The rate at which household-dwelling units became indebted slowed down somewhat in 2008; yet their debts grew by nearly eight per cent from the previous year. There were 1,470,000 household-dwelling units with outstanding debts, or good two per cent more than in the year before. Household dwelling units’ debts have grown by 81 per cent in real terms since 2002. They grew most in 2005, when the total debts of household dwelling units increased by 14.7 per cent and their housing loans went up by 17.5 per cent.

Last year, household-dwelling units’ outstanding debts totalled EUR 90.5 billion, of which the majority of EUR 64.4 billion were housing loans. The amount of debt per indebted household-dwelling unit was EUR 61,630. Household-dwelling units with housing loans numbered 812,000, of which 136,000 were first-time buyers. The amount of housing loan per household with a housing loan was EUR 79,321, while among first-time home buyers the amount was EUR 75,750.

Housing loans have grown most since 2002, or by 99 per cent in real terms. Most of the growth in housing loans appears to have come from existing home sales, as housing loans taken out by first-time buyers grew more slowly; their volume went up by 71 per cent in real terms since 2002. However, since 2007 housing loans taken out by first-time buyers grew faster than other housing loans.

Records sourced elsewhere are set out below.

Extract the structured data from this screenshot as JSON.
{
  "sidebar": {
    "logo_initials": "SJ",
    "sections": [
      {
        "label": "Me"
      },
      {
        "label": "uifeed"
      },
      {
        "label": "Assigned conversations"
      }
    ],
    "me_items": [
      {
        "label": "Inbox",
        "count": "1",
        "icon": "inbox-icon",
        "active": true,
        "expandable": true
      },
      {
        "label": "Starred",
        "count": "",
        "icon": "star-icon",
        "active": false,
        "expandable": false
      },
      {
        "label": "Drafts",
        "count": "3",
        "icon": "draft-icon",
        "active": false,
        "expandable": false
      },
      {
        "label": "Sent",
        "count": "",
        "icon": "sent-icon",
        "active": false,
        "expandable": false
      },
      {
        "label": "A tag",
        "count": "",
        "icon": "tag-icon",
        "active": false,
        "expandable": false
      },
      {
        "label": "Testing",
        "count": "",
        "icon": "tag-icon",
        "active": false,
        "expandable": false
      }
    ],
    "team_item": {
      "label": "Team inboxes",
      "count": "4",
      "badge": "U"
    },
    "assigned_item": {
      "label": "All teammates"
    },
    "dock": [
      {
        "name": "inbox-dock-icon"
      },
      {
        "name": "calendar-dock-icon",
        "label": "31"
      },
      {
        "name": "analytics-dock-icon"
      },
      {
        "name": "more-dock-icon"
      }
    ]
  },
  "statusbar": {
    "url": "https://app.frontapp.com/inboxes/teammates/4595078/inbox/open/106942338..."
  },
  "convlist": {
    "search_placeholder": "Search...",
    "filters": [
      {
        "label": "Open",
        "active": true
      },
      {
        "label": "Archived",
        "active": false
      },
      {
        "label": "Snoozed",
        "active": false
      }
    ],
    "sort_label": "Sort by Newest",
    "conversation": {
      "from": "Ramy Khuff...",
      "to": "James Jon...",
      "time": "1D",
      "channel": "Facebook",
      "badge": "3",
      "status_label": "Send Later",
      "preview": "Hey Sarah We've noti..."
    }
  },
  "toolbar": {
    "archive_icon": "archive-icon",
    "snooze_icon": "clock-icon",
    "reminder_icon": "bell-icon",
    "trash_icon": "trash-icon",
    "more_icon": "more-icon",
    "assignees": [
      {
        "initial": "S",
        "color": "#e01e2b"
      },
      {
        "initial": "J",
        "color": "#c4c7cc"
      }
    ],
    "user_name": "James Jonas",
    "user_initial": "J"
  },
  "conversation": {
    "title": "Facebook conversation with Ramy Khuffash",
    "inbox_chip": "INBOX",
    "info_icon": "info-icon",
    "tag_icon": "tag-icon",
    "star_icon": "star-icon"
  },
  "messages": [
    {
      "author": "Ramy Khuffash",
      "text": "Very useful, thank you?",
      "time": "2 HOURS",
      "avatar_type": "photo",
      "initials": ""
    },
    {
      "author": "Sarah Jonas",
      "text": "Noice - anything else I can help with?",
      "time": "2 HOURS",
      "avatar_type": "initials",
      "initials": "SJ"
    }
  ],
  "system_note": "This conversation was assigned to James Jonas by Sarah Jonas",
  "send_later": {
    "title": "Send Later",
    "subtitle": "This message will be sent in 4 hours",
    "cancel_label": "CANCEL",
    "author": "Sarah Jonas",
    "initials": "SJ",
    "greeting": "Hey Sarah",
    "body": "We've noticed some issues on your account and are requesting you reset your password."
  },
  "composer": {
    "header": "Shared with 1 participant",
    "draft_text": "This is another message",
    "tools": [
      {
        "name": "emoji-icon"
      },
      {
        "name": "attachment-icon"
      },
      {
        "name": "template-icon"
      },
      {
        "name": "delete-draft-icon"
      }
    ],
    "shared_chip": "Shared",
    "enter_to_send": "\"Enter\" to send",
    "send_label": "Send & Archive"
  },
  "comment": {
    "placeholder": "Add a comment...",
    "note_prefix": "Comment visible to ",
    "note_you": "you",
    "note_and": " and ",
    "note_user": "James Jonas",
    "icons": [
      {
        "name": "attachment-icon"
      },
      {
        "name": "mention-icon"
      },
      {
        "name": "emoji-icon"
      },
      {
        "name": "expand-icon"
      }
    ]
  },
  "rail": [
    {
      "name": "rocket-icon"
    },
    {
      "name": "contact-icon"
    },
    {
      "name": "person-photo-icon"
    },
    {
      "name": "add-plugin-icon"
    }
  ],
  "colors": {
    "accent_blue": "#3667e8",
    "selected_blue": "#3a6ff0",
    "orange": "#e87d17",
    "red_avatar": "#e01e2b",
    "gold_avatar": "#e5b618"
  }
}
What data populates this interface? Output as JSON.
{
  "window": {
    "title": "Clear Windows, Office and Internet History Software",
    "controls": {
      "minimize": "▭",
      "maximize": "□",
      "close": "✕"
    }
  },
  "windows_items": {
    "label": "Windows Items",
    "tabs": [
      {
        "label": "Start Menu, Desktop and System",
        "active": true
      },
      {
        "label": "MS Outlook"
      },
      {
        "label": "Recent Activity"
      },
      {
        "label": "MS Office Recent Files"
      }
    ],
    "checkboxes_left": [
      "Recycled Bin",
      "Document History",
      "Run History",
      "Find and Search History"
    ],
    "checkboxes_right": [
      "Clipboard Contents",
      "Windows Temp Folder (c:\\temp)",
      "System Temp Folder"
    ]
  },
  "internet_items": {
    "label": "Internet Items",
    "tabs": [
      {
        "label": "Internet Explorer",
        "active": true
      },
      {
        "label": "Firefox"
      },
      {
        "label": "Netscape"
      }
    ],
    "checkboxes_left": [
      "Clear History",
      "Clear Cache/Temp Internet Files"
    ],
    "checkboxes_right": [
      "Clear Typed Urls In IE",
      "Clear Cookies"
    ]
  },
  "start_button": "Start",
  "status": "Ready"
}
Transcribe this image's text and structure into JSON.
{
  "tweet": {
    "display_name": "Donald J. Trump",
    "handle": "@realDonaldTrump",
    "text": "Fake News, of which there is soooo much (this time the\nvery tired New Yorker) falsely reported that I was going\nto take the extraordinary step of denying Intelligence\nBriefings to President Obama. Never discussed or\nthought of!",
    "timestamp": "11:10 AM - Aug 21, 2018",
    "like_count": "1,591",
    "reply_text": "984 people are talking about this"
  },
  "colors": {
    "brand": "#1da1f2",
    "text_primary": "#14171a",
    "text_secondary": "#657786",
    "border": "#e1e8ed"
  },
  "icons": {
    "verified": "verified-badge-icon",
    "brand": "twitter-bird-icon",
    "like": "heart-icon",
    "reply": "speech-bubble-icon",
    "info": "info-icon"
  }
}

The rate of indebtedness of household-dwelling units, that is, the share of their debts of their disposable income, was 101.4 per cent in 2007, while in 2002 it was 70.3 per cent. Among indebted household-dwelling units debts amounted to 147 per cent and among household-dwelling units with housing loans to 203 per cent of annual income. The rate of indebtedness was highest, or 189 per cent of income, among households in which the reference person was aged between 25 and 34. Approximately four in five of such households had outstanding debts, while the respective proportion among all households was 59 per cent. The 35 to 44 age group had the largest debts of EUR 89,200 per household-dwelling unit. Apart from the youngest and oldest age groups, well over one-half of households in all other age groups had outstanding debts. Exclusive of the very youngest age group, the share of indebted households has grown in all age groups since 2002.

Examined by region, households in Itä-Uusimaa and Åland had the largest debts of approximately EUR 80,000 per indebted household. By comparison, housing loans per household with a housing loan were largest in Uusimaa, at EUR 101,440, Itä-Uusimaa, at EUR 97,250 and Åland, at EUR 88,920. Debts have also increased most in Itä-Uusimaa where debts per indebted household grew by 70 per cent in real terms between 2002 and 2008. The growth was next largest in Uusimaa where they went up by 62 per cent in real terms. Over the same time period debts in the whole country grew by 58 per cent. Housing loans also increased most in Itä-Uusimaa, where they went up by 70.5 per cent per household with a housing loan whereas in the whole country they grew by 62 per cent in real terms. Debts per indebted household-dwelling unit were smallest in Lapland, at EUR 47,160, Kainuu, at EUR 47,800 and North Karelia, at EUR 48,300. Since 2002, the numbers of indebted households have increased most the regions of Uusimaa, Kanta-Häme and Pirkanmaa and least in those of Eastern Finland, Northern Finland and Satakunta.

Total loans per household-dwelling unit with a loan by region 2002 and 2008 at 2008 prices

Total loans per household-dwelling unit with a loan by region 2002 and 2008 at 2008 prices

The amount of average debt, as well as the number of indebted households, increased as the level of income went up. In 2007, approximately one-third of household-dwelling units in the lowest income quintile had debts, while the respective proportion in the two highest quintiles was 74 per cent. In the lowest income quintile the average amount of debt was EUR 23,460 and in the highest quintile EUR 95,800 per household-dwelling unit. The rate of indebtedness was highest in the lowest and lowest in the highest income quintile, but the differences were not very large: in the lowest income quintile, debts of indebted households amounted 158 per cent and in the highest income quintile to 137 per cent of annual income. There were larger differences in the composition of debts: the share of housing loans of all debts was highest among households with median income, while other debts and study loans accounted for the largest share of debts among low-income households and business debts among high-income households.


Source: Indebtedness 2008. Statistics Finland

Inquiries: Timo Matala (09) 1734 3422

Director in charge: Riitta Harala

Tables

Tables in databases


Updated 2.7.2009

Referencing instructions:

Official Statistics of Finland (OSF): Indebtedness [e-publication].
ISSN=2489-3285. 2008. Helsinki: Statistics Finland [referred: 28.2.2021].
Access method: http://www.stat.fi/til/velk/2008/velk_2008_2009-07-02_tie_001_en.html